The issue of what kind of religious accommodations must be made when an inmate is put to death has vexed the court since 2019. That is when the justices on a 5-to-4 vote allowed the execution in Alabama of Domineque Ray, a Muslim whose request for an imam to be with him was denied.

Alabama only employed Christian chaplains at that time. A dissenting Justice Elena Kagan said that was discrimination. “If an inmate practices a different religion — whether Islam, Judaism or any other — he may not die with a minister of his own faith by his side,” she wrote, joined by the court’s other liberals.

Supreme Court’s execution decision animates critics on the left and right

The majority’s decision to the contrary touched off a wave of criticism across the ideological spectrum, and a few weeks later the court seemed to have second thoughts. It stayed the execution of a Buddhist inmate in Texas with a request similar to Ray’s.

Justice Brett M. Kavanaugh, joined by Roberts, agreed states could not accommodate only certain faiths. But he suggested prison officials could avoid constitutional problems by banning all spiritual advisers from the death chamber.

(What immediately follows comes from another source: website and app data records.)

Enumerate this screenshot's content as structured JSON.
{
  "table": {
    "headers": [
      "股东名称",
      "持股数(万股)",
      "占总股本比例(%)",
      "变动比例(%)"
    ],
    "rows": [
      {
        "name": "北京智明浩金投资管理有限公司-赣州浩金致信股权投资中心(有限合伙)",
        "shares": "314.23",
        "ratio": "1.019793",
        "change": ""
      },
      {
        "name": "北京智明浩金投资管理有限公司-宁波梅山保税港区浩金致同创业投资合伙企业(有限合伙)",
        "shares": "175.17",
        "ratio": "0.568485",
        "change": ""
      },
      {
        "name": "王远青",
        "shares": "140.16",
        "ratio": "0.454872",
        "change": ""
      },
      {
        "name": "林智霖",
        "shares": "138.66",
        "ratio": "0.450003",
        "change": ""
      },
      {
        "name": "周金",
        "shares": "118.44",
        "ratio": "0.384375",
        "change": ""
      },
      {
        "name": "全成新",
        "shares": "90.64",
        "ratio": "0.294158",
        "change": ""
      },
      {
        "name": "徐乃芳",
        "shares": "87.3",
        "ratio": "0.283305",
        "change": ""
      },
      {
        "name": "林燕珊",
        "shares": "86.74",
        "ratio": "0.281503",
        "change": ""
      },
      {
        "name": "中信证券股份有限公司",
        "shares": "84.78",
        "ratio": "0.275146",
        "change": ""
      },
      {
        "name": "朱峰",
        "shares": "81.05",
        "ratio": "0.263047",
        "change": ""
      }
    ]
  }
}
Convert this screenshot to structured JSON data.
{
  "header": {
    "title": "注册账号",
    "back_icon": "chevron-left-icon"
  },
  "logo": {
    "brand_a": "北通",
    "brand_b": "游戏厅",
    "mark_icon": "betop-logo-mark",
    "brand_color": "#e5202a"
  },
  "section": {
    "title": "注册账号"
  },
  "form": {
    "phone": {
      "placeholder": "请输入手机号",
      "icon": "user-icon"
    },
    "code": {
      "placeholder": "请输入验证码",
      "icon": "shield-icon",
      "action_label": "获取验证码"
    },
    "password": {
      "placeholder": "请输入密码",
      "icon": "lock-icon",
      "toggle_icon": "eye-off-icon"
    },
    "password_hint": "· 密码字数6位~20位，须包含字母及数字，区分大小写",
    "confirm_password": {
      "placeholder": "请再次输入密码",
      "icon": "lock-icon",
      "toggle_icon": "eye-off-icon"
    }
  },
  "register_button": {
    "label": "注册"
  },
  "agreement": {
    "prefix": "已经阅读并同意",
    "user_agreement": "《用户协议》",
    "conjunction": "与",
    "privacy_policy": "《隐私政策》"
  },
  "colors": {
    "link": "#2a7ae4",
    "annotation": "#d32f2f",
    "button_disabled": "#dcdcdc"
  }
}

But there was not support on the court for that. In February 2021, the justices delayed the execution in Alabama of Willie B. Smith III, a Christian who was denied a request to have his pastor with him.

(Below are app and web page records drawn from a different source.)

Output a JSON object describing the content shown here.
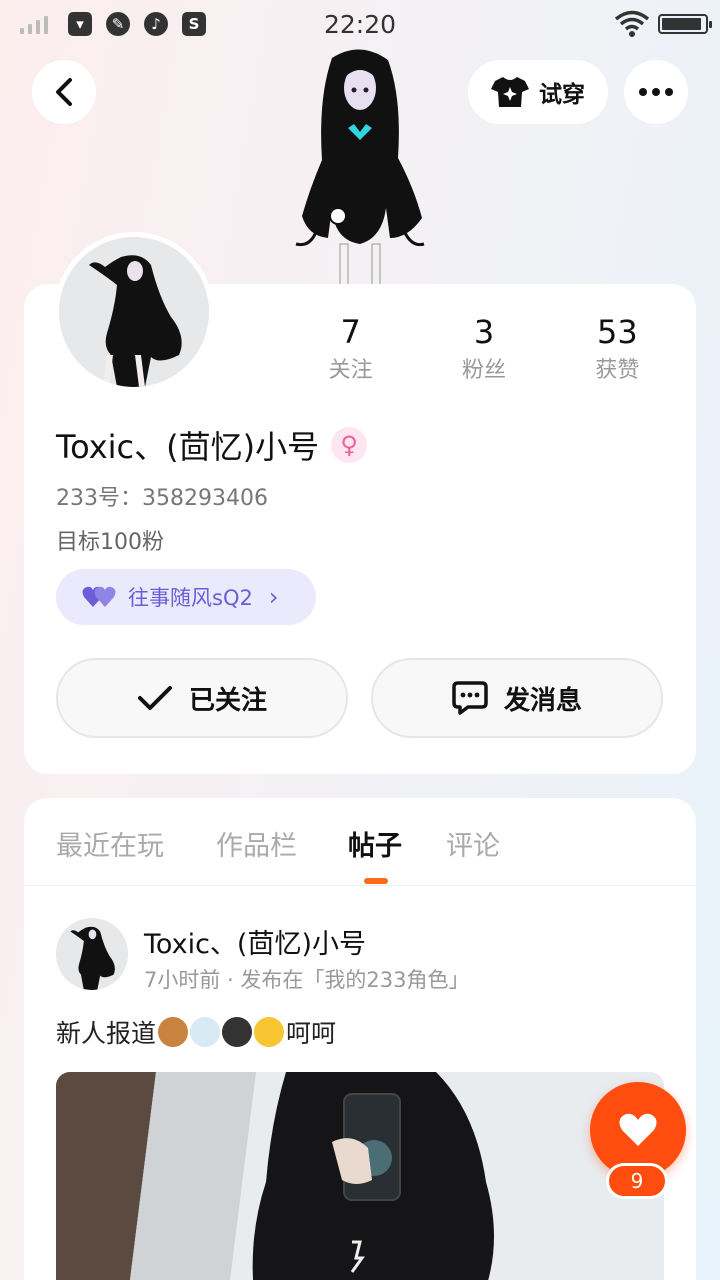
{
  "status_bar": {
    "time": "22:20",
    "battery_level": 0.92,
    "icons": [
      "signal-icon",
      "shopping-bag-icon",
      "palette-icon",
      "music-icon",
      "s-app-icon",
      "wifi-icon",
      "battery-icon"
    ]
  },
  "header": {
    "try_on_label": "试穿"
  },
  "profile": {
    "stats": [
      {
        "value": "7",
        "label": "关注"
      },
      {
        "value": "3",
        "label": "粉丝"
      },
      {
        "value": "53",
        "label": "获赞"
      }
    ],
    "username": "Toxic、(茴忆)小号",
    "gender_symbol": "♀",
    "id_text": "233号：358293406",
    "bio": "目标100粉",
    "relation_chip": "往事随风sQ2",
    "follow_label": "已关注",
    "message_label": "发消息"
  },
  "tabs": [
    "最近在玩",
    "作品栏",
    "帖子",
    "评论"
  ],
  "active_tab": "帖子",
  "post": {
    "author": "Toxic、(茴忆)小号",
    "meta": "7小时前 · 发布在「我的233角色」",
    "text_start": "新人报道",
    "text_end": "呵呵",
    "like_count": "9"
  },
  "colors": {
    "accent_orange": "#ff4d0f",
    "chip_purple": "#6b5ed6",
    "chip_bg": "#ebe9fc",
    "gender_pink": "#f0609a"
  }
}
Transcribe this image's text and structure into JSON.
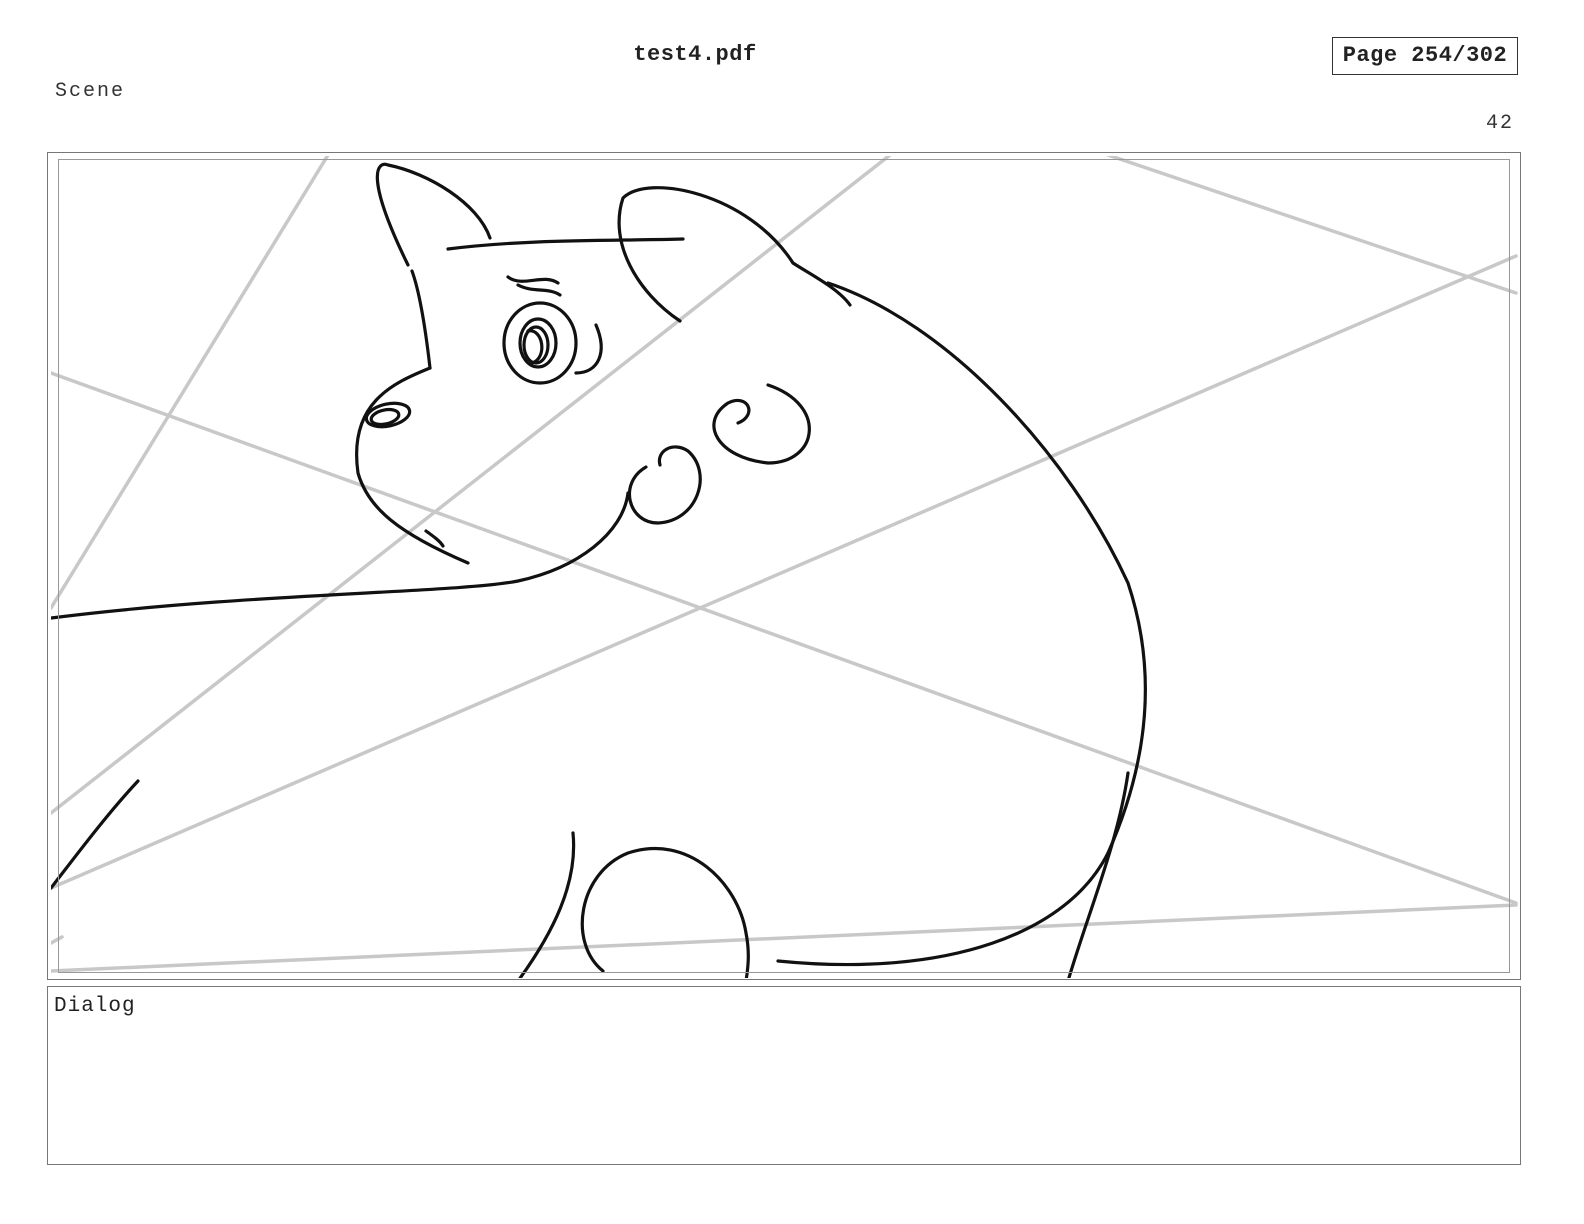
{
  "header": {
    "file_title": "test4.pdf",
    "page_indicator": "Page 254/302"
  },
  "panel": {
    "scene_label": "Scene",
    "shot_number": "42",
    "image_description_name": "storyboard-sketch"
  },
  "dialog": {
    "label": "Dialog",
    "text": ""
  },
  "colors": {
    "ink": "#111111",
    "guide_lines": "#c8c8c8",
    "frame_border": "#777777"
  }
}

Kagan wrote again, this time joined by two liberal colleagues and new Justice Amy Coney Barrett: “The law guarantees Smith the right to practice his faith free from unnecessary interference, including at the moment the State puts him to death,” Kagan wrote.

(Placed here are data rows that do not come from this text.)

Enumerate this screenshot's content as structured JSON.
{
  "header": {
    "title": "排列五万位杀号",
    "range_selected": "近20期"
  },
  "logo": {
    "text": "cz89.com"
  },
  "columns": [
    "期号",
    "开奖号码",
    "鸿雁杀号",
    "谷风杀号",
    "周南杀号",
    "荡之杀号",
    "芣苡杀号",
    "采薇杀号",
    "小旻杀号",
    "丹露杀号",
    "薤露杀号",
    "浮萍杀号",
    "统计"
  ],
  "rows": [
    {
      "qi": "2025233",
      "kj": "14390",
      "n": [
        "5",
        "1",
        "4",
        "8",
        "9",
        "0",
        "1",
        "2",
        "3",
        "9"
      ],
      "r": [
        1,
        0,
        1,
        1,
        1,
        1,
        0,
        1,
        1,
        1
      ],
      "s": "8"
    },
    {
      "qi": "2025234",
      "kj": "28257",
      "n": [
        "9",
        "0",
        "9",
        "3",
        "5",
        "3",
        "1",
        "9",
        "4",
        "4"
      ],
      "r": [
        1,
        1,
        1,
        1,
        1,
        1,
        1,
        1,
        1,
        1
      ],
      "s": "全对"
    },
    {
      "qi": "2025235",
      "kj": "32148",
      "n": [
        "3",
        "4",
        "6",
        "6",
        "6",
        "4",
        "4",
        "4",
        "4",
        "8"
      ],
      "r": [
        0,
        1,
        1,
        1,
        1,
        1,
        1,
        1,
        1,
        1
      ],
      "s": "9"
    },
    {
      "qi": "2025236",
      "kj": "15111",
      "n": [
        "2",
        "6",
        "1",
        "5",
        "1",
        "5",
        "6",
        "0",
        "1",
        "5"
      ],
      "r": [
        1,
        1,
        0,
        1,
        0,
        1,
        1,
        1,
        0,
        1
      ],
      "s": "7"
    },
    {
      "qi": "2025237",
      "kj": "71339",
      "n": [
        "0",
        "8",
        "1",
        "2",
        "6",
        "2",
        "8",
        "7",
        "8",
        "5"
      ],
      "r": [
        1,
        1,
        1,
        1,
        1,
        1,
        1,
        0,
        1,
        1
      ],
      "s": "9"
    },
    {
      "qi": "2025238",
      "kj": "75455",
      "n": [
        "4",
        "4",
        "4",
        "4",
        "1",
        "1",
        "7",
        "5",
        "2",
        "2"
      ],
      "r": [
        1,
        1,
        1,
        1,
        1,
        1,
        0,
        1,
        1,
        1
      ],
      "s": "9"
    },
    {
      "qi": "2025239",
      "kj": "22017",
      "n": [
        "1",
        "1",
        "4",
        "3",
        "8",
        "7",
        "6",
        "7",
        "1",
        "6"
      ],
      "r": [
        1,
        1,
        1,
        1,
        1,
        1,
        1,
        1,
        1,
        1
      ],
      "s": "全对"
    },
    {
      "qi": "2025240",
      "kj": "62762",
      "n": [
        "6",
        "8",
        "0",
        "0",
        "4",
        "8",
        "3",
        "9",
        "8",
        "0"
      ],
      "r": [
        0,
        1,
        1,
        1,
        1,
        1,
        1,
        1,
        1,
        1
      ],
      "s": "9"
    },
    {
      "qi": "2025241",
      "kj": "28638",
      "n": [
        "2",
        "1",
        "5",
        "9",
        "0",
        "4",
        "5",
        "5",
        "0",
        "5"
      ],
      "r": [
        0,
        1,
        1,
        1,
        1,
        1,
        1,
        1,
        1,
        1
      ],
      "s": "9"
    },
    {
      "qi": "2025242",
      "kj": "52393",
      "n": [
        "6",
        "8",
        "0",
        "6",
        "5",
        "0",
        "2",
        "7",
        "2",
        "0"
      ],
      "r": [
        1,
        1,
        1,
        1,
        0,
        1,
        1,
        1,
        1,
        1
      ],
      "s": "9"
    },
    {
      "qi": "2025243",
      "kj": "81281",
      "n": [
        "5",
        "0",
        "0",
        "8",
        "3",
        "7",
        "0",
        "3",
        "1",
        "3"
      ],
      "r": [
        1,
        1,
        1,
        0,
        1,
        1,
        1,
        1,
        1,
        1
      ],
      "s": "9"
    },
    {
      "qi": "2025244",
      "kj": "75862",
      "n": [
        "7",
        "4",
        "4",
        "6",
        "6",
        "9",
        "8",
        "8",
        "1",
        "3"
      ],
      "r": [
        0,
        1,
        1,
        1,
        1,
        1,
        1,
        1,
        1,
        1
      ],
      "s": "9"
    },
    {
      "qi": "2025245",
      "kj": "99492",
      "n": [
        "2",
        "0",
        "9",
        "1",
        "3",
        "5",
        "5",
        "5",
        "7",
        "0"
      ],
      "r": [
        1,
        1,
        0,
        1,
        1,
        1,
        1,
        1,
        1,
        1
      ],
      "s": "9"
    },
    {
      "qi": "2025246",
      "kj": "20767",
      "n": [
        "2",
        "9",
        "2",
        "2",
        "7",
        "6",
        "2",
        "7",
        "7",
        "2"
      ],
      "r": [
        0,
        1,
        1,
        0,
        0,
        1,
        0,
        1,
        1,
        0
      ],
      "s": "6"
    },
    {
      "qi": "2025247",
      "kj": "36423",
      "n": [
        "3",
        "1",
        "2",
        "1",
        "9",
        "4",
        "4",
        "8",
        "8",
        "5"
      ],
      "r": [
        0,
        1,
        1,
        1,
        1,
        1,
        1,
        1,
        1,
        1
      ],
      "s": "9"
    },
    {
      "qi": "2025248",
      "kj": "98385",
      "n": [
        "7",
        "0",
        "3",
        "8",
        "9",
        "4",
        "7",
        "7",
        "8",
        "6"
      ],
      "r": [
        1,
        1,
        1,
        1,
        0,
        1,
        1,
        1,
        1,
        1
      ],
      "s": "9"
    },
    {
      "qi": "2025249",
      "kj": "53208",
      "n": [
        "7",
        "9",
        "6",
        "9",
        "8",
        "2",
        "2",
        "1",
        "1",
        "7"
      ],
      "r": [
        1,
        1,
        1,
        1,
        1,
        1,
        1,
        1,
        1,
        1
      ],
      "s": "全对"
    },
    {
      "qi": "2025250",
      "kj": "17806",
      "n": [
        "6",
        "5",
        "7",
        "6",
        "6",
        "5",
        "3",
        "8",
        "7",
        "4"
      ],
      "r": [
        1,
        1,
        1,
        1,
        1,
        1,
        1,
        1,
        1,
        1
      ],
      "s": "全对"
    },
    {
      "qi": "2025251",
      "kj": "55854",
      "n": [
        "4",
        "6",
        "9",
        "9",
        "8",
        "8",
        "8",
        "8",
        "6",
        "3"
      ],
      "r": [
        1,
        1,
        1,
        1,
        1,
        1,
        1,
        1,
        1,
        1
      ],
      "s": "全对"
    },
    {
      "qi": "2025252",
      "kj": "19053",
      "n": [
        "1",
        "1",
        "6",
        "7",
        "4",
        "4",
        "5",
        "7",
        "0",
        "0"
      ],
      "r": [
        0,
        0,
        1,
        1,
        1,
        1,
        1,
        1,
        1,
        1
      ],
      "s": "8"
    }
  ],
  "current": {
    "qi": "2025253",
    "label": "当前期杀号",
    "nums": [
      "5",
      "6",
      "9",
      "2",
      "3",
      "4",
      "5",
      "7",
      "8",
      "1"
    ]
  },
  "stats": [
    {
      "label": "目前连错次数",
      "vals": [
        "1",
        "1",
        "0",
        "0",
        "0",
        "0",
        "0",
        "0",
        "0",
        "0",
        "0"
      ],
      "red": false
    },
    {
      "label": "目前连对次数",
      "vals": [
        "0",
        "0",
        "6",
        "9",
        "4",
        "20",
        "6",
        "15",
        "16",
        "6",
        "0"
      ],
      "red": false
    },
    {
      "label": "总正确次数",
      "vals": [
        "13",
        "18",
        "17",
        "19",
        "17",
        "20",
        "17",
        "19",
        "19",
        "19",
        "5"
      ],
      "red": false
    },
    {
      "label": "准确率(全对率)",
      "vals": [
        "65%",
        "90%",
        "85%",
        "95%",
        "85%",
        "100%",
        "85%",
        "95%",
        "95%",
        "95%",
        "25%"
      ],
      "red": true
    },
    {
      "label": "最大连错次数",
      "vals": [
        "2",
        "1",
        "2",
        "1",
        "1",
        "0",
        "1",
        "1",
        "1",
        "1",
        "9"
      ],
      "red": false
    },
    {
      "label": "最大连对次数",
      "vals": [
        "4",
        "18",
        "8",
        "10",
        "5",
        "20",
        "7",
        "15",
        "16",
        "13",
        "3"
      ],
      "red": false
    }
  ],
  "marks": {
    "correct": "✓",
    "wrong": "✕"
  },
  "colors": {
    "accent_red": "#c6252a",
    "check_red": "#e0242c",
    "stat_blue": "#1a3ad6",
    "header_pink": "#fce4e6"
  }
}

Alabama changed its policy, and Smith was executed with a pastor at his side, praying aloud and touching Smith on the leg. At a subsequent execution, an inmate was anointed with oil before lethal injection.

Still, Alabama joined a handful of other states filing a brief with the Supreme Court saying the “safety and security of state execution protocols should not be subject to federal court micromanagement.”

On the other side, the Biden administration and interest groups across a wide ideological spectrum supported Ramirez. The Justice Department noted that prisoners and spiritual advisers in recent federal executions chanted and prayed together.

Ramirez’s lawyer Seth Kretzer said Thursday’s decision settled the issue.

“Banning prayer by clergy members will not be permitted under the American legal system in even the most dejected square foot of this country,” Kretzer said in a statement. “We look forward to prevailing in the forthcoming litigation about the issue of whether Mr. Ramirez’s pastor may safely touch him during execution just as prison-employed chaplains have done in every execution over the past 37 years.”

In a concurring opinion, Kavanaugh emphasized that states that still employ the death penalty should work now on how to accommodate the religious requests of the condemned.

“It may behoove States to try to accommodate an inmate’s timely and reasonable requests about a religious advisor’s presence and activities in the execution room if the States can do so without meaningfully sacrificing their compelling interests in safety, security, and solemnity,” Kavanaugh wrote.

“Doing so not only would help States avoid future litigation delays but also would serve the exceptionally powerful interests of victims’ families in finally obtaining closure.”

The case is Ramirez v. Collier.